As you prepare for your Quarterly Business Review to recap what just happened in Q2, you already know what you’re looking to get out of the meeting and what critical metrics you will be tracking and analyzing. From a sales management perspective, you’re more than ready to begin this retrospective.
But what about your sales reps?
After all, while the QBR is about your business and sales force as a whole, it is these individual reps – and their hard work through the last three months – that got you to where you are today. The QBR should be designed to home in on each of them, ask tough questions about their performance this quarter and map out a success plan going forward.
Here’s a primer on how sales reps should think about and prepare for their QBR.
How does the sales rep benefit?
You want to start by communicating to the rep what he or she will gain from preparing for and actively participating in the QBR meeting. In essence, the QBR serves 3 purposes:
To help reps understand why they hit or miss their goal in Q2.
To create a clear plan for success going forward into next quarter and beyond.
To identify key learnings that could be applied to the rest of the team.
It’s not enough to just say, “You missed your number? Well, just work harder next quarter!” You need a clearly outlined plan that takes into account what happened in the past, so you can either replicate that success, or avoid that failure, going forward. It’s not enough for sales reps to just hope that the past quarter was an aberration (if they missed their number) and hope for the best next quarter.
The sales metrics that matter
The key to serving the aforementioned 3 purposes of the QBR for the rep is to dive into the right sales metrics. In preparing for their meeting with the sales manager or Sales VP, the rep should collate their performances on the following sales metrics:
Last quarter’s bookings: how much, in dollar value, did the rep book in Q2?
% of bookings quota: how much of the rep’s quota did they ultimately book? A number over 100% would be exceptional.
# of won deals: how many deals did the rep close?
Average Selling Price: what was the average price of each deal that the rep closed?
Sales cycle: what was the average age of each opportunity that the rep closed?
Win rate: of all the rep’s open opportunities at the beginning of the quarter, how many did the rep win?
Compare: it’s important to not only report on last quarter’s results, but also look at how these metrics are trending over time. Change in booking from period to period help give a better picture of overall growth and areas for improvement.

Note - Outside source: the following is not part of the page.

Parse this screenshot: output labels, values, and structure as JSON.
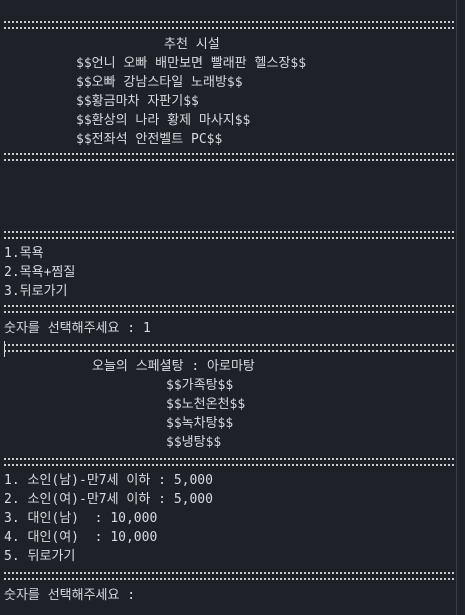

While going over each of these metrics with the rep, it is critical to avoid doing a deal dive into every specific winning deal or lost opportunity – this isn’t a film review. The purpose is not to get an answer on why each opportunity was won or lost, but rather for the rep to gain a better understanding of your business as a whole.

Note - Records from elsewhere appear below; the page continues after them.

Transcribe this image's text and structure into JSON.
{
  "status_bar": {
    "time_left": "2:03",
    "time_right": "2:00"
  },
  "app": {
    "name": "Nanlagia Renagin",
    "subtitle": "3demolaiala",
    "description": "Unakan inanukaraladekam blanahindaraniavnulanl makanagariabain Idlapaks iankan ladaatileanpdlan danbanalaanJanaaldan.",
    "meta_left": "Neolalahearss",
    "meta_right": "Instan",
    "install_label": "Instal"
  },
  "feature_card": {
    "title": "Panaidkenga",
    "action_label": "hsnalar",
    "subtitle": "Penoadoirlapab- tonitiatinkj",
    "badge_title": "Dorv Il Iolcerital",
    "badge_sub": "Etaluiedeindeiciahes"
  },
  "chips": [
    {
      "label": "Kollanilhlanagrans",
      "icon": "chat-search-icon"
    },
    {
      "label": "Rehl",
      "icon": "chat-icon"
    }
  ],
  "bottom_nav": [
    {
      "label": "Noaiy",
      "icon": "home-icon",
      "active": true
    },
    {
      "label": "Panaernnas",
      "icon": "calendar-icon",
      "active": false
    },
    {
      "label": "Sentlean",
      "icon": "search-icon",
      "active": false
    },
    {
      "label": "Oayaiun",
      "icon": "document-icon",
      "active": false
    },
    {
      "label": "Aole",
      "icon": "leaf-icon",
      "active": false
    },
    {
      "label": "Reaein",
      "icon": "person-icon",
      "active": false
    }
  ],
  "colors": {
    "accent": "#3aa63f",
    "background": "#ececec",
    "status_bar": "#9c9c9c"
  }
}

Going beyond the metrics
Once you’ve evaluated the metrics and found things that you were both happy with or identified areas that could be improved – “Your average selling prices is great, much higher than everyone else on the sales team. You clearly have a knack for selling bigger opportunities. Your sales cycle, however, is also substantially longer than everyone else’s.” – it’s time to go beyond the metrics.
First, you want to review your plan going into the quarter and then measure that against what actually happened. If one of your rep’s goals at the beginning of the quarter was to close 3 large, enterprise-level deals and he only managed to win 2, it’s on them to figure out why they missed that specific goal. Was it a pipeline issue, i.e. there weren’t enough big opportunities to work on? Or did the rep let a bunch of great enterprise-level opportunities slip through their fingers?

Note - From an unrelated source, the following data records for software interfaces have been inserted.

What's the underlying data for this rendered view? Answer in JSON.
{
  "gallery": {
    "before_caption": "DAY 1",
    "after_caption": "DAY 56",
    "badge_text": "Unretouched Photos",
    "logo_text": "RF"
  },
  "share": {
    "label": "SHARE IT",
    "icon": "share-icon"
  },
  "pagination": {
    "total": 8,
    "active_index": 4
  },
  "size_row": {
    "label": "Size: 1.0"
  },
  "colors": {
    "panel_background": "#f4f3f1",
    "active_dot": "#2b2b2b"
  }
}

The next step is to start outlining specific goals for the upcoming quarter. The key here is to avoid generalities. Urge the rep to make specific goals, either around a handful of big opportunities that the rep is focused on closing, or on broader issues, like improving certain skills or driving down their overall sales cycle.
Finally, focus on important learnings from the previous quarter that should be applied to the next quarter and beyond. Does this rep need a higher pipeline-to-quota ratio than initially thought? Could a greater emphasis on driving upsells of other products help this rep make his quota next quarter? Lessons that aren’t applied and learned from going forward are wasted opportunities for the rep – and the team – to get better.
The QBR meeting should always be considered from the perspective of how you can help your reps do a better job of repeating a great performance or improving on a weak one next quarter. Help your reps prepare for their QBR using this primer.